> [Problem description]: Go through the lines below and copy each one that holds the string "icon".

> [Entries provided]:
▶
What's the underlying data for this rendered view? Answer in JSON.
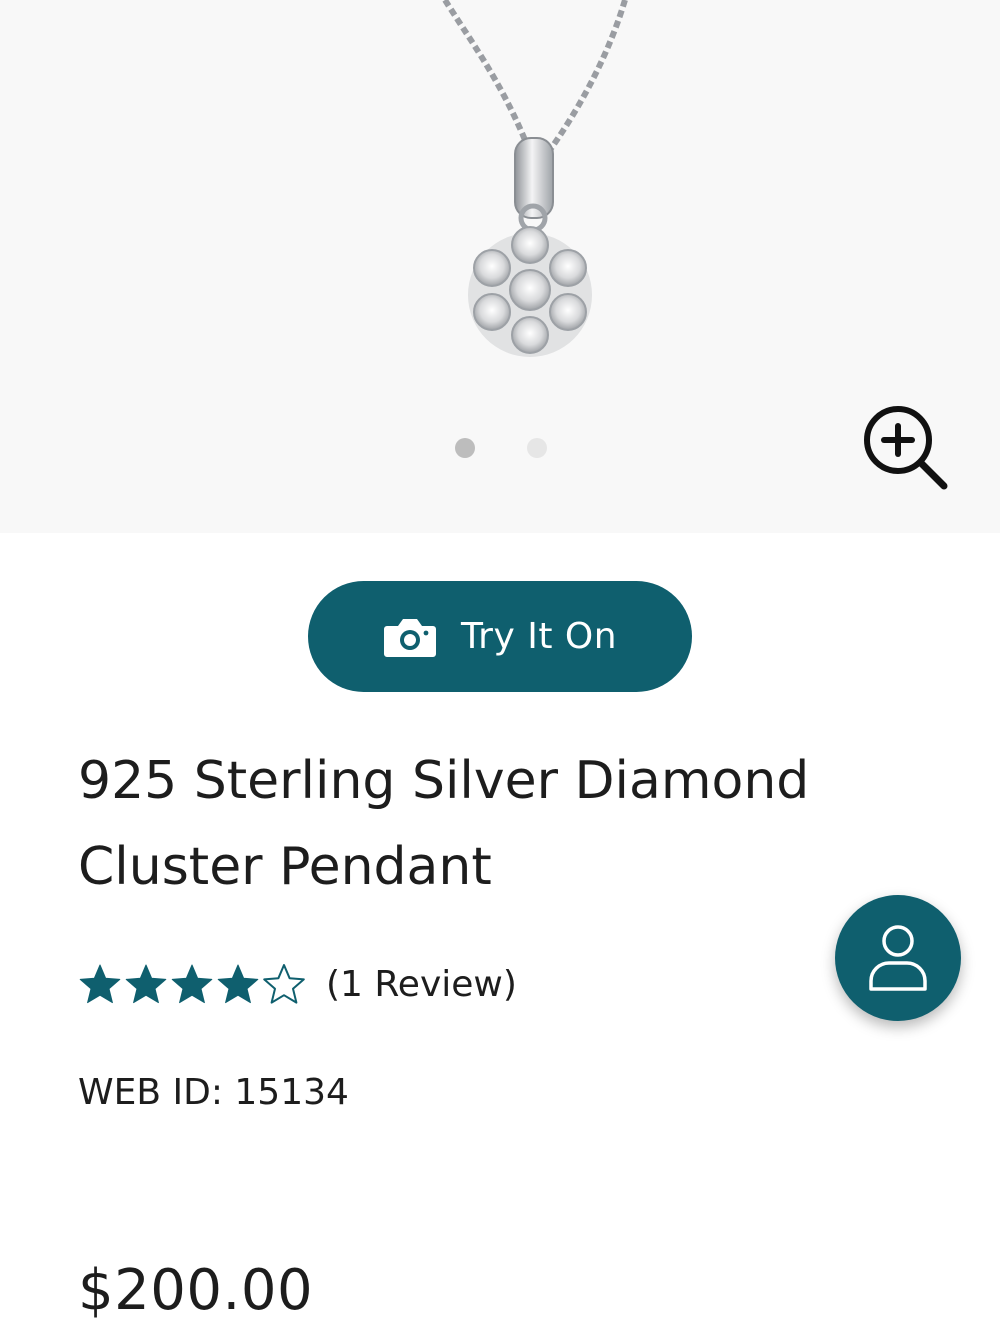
{
  "gallery": {
    "image_alt": "925 Sterling Silver Diamond Cluster Pendant",
    "slide_count": 2,
    "active_slide": 1,
    "zoom_icon": "zoom-in-icon"
  },
  "try_on": {
    "label": "Try It On",
    "icon": "camera-icon"
  },
  "product": {
    "title_line1": "925 Sterling Silver Diamond",
    "title_line2": "Cluster Pendant",
    "rating": 4,
    "rating_max": 5,
    "review_count_text": "(1 Review)",
    "web_id": "WEB ID: 15134",
    "price": "$200.00"
  },
  "account_fab": {
    "icon": "user-icon"
  },
  "colors": {
    "brand": "#0f5f6e",
    "text": "#1d1d1d",
    "gallery_bg": "#f8f8f8"
  }
}
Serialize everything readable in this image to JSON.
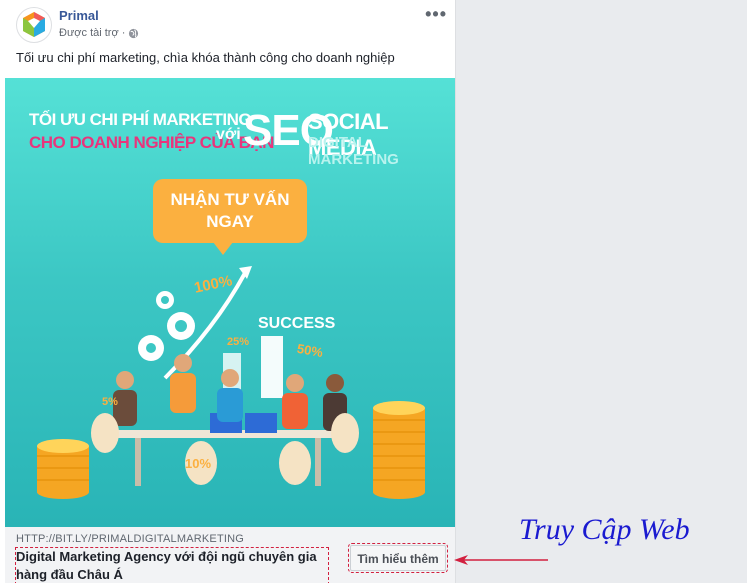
{
  "post": {
    "page_name": "Primal",
    "sponsored_label": "Được tài trợ",
    "separator": "·",
    "text": "Tối ưu chi phí marketing, chìa khóa thành công cho doanh nghiệp",
    "more_icon": "more-dots-icon",
    "globe_icon": "globe-icon"
  },
  "creative": {
    "headline_line1": "TỐI ƯU CHI PHÍ MARKETING",
    "headline_line2": "CHO DOANH NGHIỆP CỦA BẠN",
    "with_word": "với",
    "seo": "SEO",
    "social_media": "SOCIAL MEDIA",
    "digital_marketing": "DIGITAL MARKETING",
    "cta_line1": "NHẬN TƯ VẤN",
    "cta_line2": "NGAY",
    "label_100": "100%",
    "label_success": "SUCCESS",
    "label_50": "50%",
    "label_25": "25%",
    "label_5": "5%",
    "label_10": "10%",
    "colors": {
      "bg_top": "#55e1d6",
      "bg_bottom": "#29b4b6",
      "accent_orange": "#fbb040",
      "accent_pink": "#e8357c"
    }
  },
  "link": {
    "url": "HTTP://BIT.LY/PRIMALDIGITALMARKETING",
    "title": "Digital Marketing Agency với đội ngũ chuyên gia hàng đầu Châu Á",
    "button_label": "Tìm hiểu thêm"
  },
  "annotation": {
    "text": "Truy Cập Web",
    "color": "#1a1ad0",
    "arrow_color": "#d2203f"
  }
}
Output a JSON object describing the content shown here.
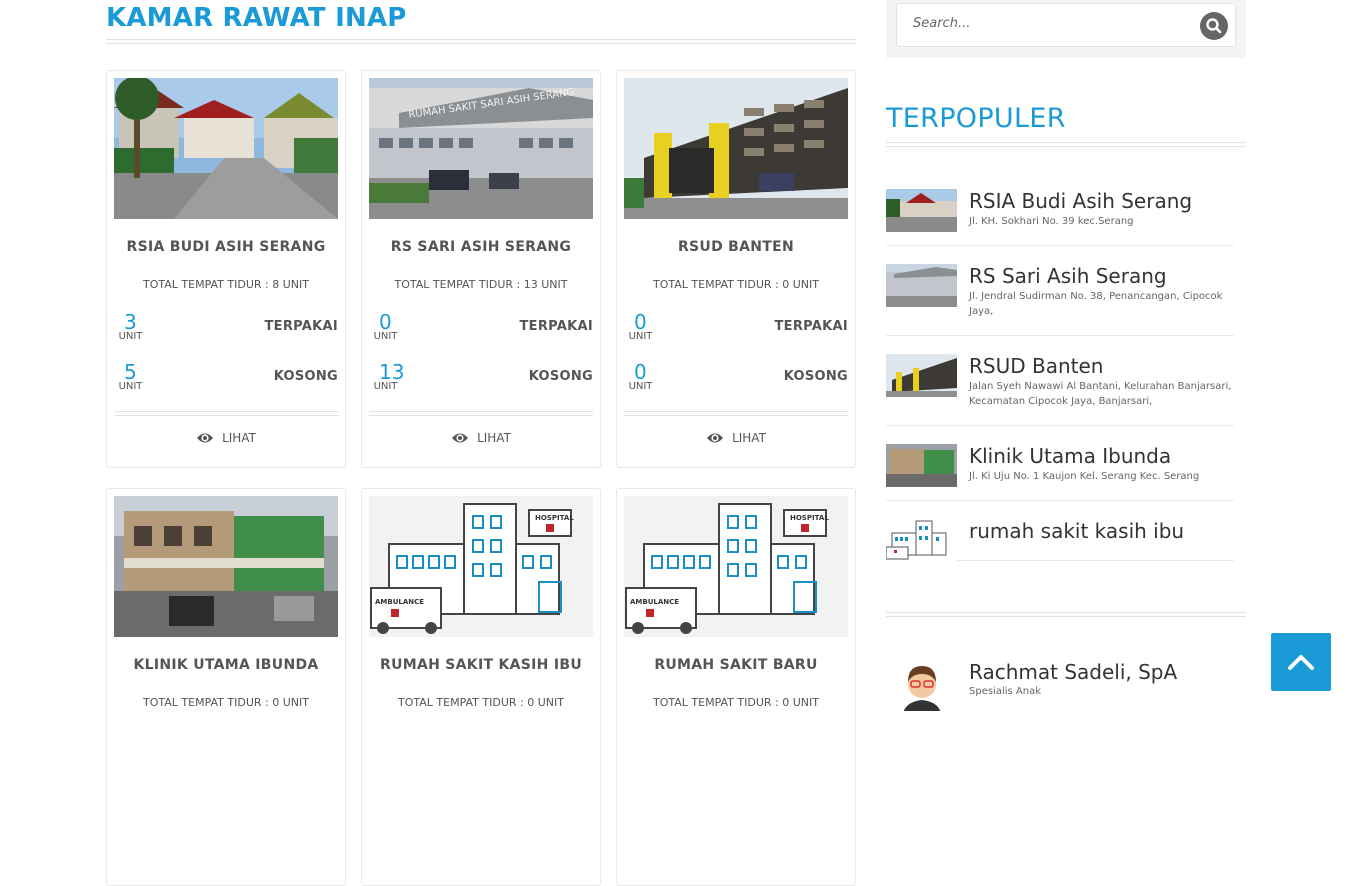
{
  "page": {
    "title": "KAMAR RAWAT INAP"
  },
  "colors": {
    "accent": "#1a9bd7",
    "text": "#555555",
    "muted": "#666666"
  },
  "cards": [
    {
      "name": "RSIA BUDI ASIH SERANG",
      "total": "TOTAL TEMPAT TIDUR : 8 UNIT",
      "used": "3",
      "empty": "5",
      "unit": "UNIT",
      "used_label": "TERPAKAI",
      "empty_label": "KOSONG",
      "view": "LIHAT",
      "image": "hospital-building-photo"
    },
    {
      "name": "RS SARI ASIH SERANG",
      "total": "TOTAL TEMPAT TIDUR : 13 UNIT",
      "used": "0",
      "empty": "13",
      "unit": "UNIT",
      "used_label": "TERPAKAI",
      "empty_label": "KOSONG",
      "view": "LIHAT",
      "image": "hospital-building-photo"
    },
    {
      "name": "RSUD BANTEN",
      "total": "TOTAL TEMPAT TIDUR : 0 UNIT",
      "used": "0",
      "empty": "0",
      "unit": "UNIT",
      "used_label": "TERPAKAI",
      "empty_label": "KOSONG",
      "view": "LIHAT",
      "image": "hospital-building-photo"
    },
    {
      "name": "KLINIK UTAMA IBUNDA",
      "total": "TOTAL TEMPAT TIDUR : 0 UNIT",
      "image": "street-view-photo"
    },
    {
      "name": "RUMAH SAKIT KASIH IBU",
      "total": "TOTAL TEMPAT TIDUR : 0 UNIT",
      "image": "hospital-ambulance-illustration"
    },
    {
      "name": "RUMAH SAKIT BARU",
      "total": "TOTAL TEMPAT TIDUR : 0 UNIT",
      "image": "hospital-ambulance-illustration"
    }
  ],
  "search": {
    "placeholder": "Search...",
    "icon": "search-icon"
  },
  "sidebar": {
    "title": "TERPOPULER",
    "items": [
      {
        "name": "RSIA Budi Asih Serang",
        "address": "Jl. KH. Sokhari No. 39 kec.Serang"
      },
      {
        "name": "RS Sari Asih Serang",
        "address": "Jl. Jendral Sudirman No. 38, Penancangan, Cipocok Jaya,"
      },
      {
        "name": "RSUD Banten",
        "address": "Jalan Syeh Nawawi Al Bantani, Kelurahan Banjarsari, Kecamatan Cipocok Jaya, Banjarsari,"
      },
      {
        "name": "Klinik Utama Ibunda",
        "address": "Jl. Ki Uju No. 1 Kaujon Kel. Serang Kec. Serang"
      },
      {
        "name": "rumah sakit kasih ibu",
        "address": ""
      }
    ],
    "doctor": {
      "name": "Rachmat Sadeli, SpA",
      "specialty": "Spesialis Anak"
    }
  },
  "back_to_top": {
    "icon": "chevron-up-icon"
  }
}
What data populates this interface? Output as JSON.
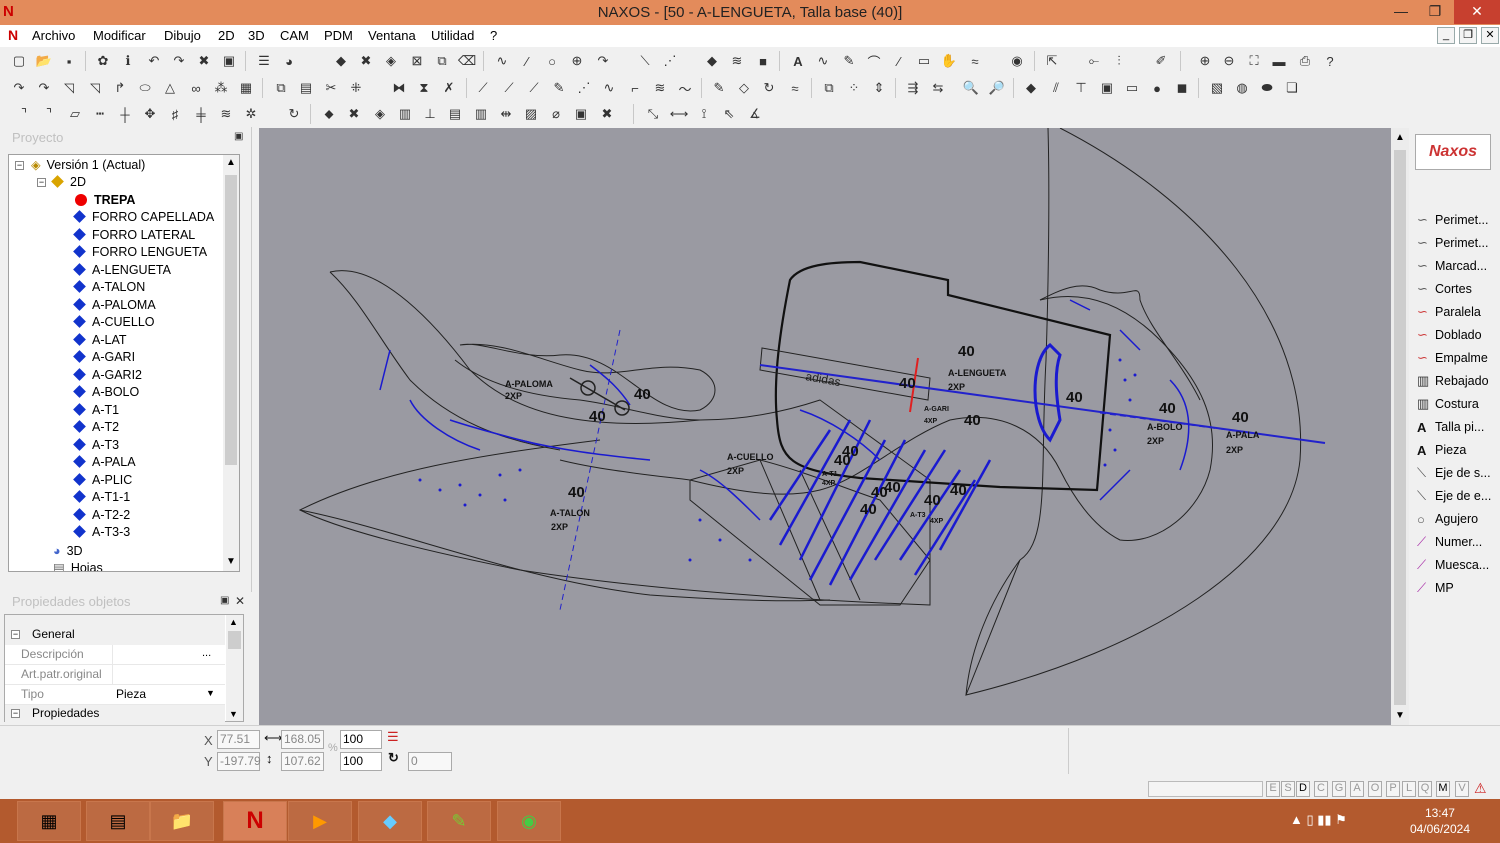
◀
> [Result of this task]:
    "zoom_icon": "zoom-in-icon"
    "icon": "camera-icon"
    "icon": "user-icon"
    "more_icon": "more-dots-icon",
    "globe_icon": "globe-icon"
    "icon": "search-icon"
    "icon": "chevron-up-icon"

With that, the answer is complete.